Ever since man realized that the horse can be used for a variety of tasks – from farming to transportation and even waging war – he has tamed, groomed, and even bred this wild beast.
The horse might be born to run fast, but it wasn’t genetically designed to do so in a sustained manner. Like the uncovered human feet, theirs need to be covered to help them endure long travels.
What are Horseshoes?
Modern horseshoes, normally, are made of metal. They are specifically designed for protection of the horse’s hooves. Without horseshoes, their hooves are subject to wear and injury, especially during prolonged running.
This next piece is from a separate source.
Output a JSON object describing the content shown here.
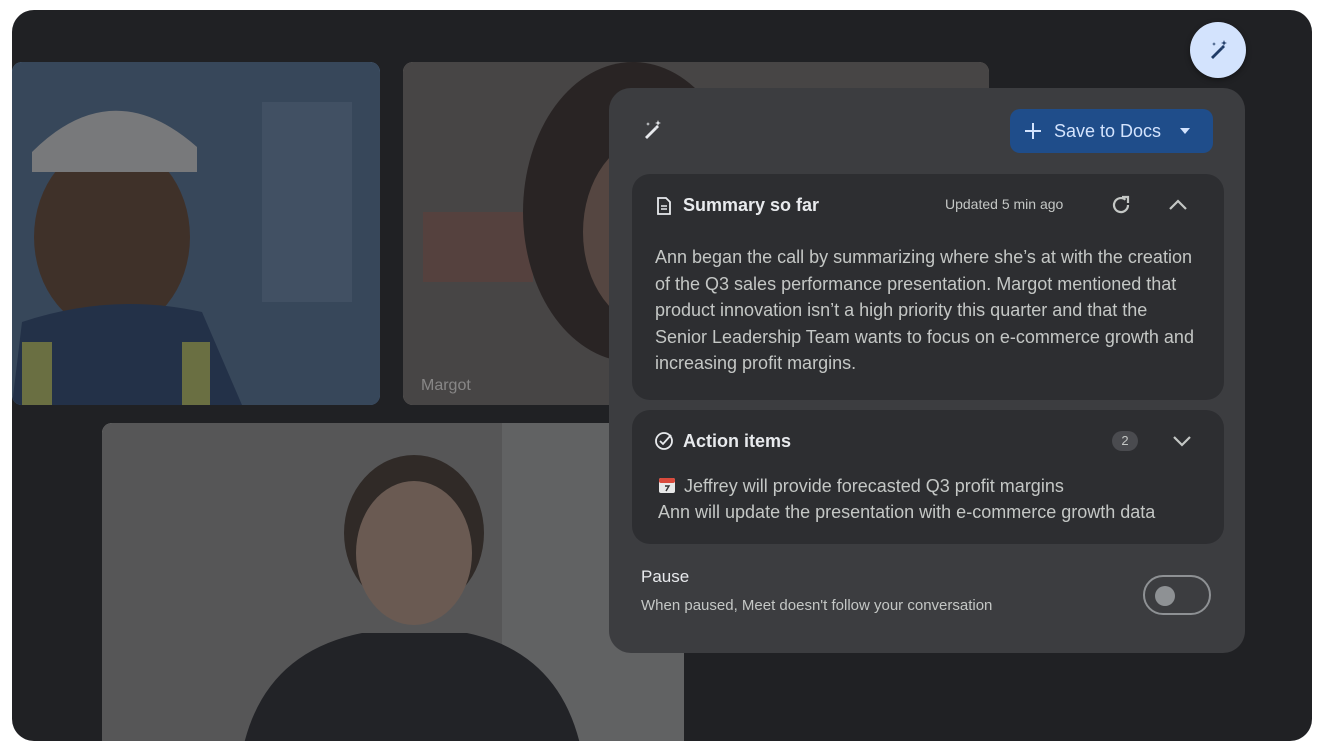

Horseshoes are affixed to the ground side, also called the palmar surface, of the horse’s hooves. The hoof walls have no nerves like the human nail, but are much thicker and larger. To attach a horseshoe, it’s nailed through the hoof wall. There are some cases when the horseshoe is glued instead.
The person who fits the horseshoe is called a farrier. A farrier is trained to assess the hoof for potential lameness, fitting the proper shoes, and doing remedial tasks when required. In the U.K., only legally qualified and experienced people are allowed to fit horseshoes.
Where Did It All Begin?
Long before the first modern horseshoe came up, man has been taking care of the horse’s hooves. Throughout Asia, horsemen covered their horses’ hooves with boots made out of woven plants or leather hides.
These primitive horseshoes were often put on horses who had injured or sore feet. The boots protected against future injuries and allowed the feet to heal.
At the turn of the 1st century, the ancient Romans deemed the woven boots not enough for the paved roadways they had laid. Steeds had become a valuable tool of war during that time.
To improve protection, horses were outfitted with sandals which were inspired by those worn by Roman soldiers. A combination of metal and leather materials were used to cover the horses’ hooves and then fastened using leather straps.
The problem with the sandal became apparent when the horses were made to traverse wet lands and during the cold months when snow covered the land. The moisture and the cold temperatures made getting a foothold on the frozen surfaces extremely difficult. Thus, the metal horseshoe was born.
The Lucky Shoe
After trying various designs and remedies, the metal horseshoe was invented. The first iterations came up around the 6th and 7th centuries
The metal horseshoe became so popular that tales have been told involving it. There’s even a patron saint for farriers.
The inventor of the first ever nailed metal horseshoe is unknown, but this practice became mainstream around 1000 AD in Europe. The first horseshoes were made of bronze. They were lightweight and the outer rim was scalloped. It also took six nails to affix to the horse’s hooves.
Since metal was expensive, the scalloped design gradually disappeared, ending with a “U” shape, and became heavier and required six nails.
In England, coins and horseshoes were cast from iron, but the latter usually were more valued. Horseshoes were used as currency as payment for taxes during the 12th century, the time of the crusades.
It was also around this time when horseshoes because the symbol of good luck. During festive occasions, a silver horseshoe would be lightly affixed to a hoof before the parade. Whoever retrieved it, won a prize.
Horseshoes were also used like talismans to ward off bad luck and warding off the devil.
During the 13th century, horseshoe makers began forging them in large quantities and made them available ready-made. The shoes also became longer and wider for horses used in war, travel, and trade.
The practice of shoeing horses became a popular profession in France and Great Britain during the 16th century.
During the dawn of the Industrial Revolution, the production of horseshoes became even more popular. Machines were invented to cast shoes for mass production. Having this machine proved advantageous for Northern forces in the 1850s during the Civil War.
The Modern Horseshoe
The horseshoes of today are made of lighter materials like aluminum. Rubber pads became the precursor to the modern hoof pads. There are even horseshoes made of plastic, which don’t need nailing.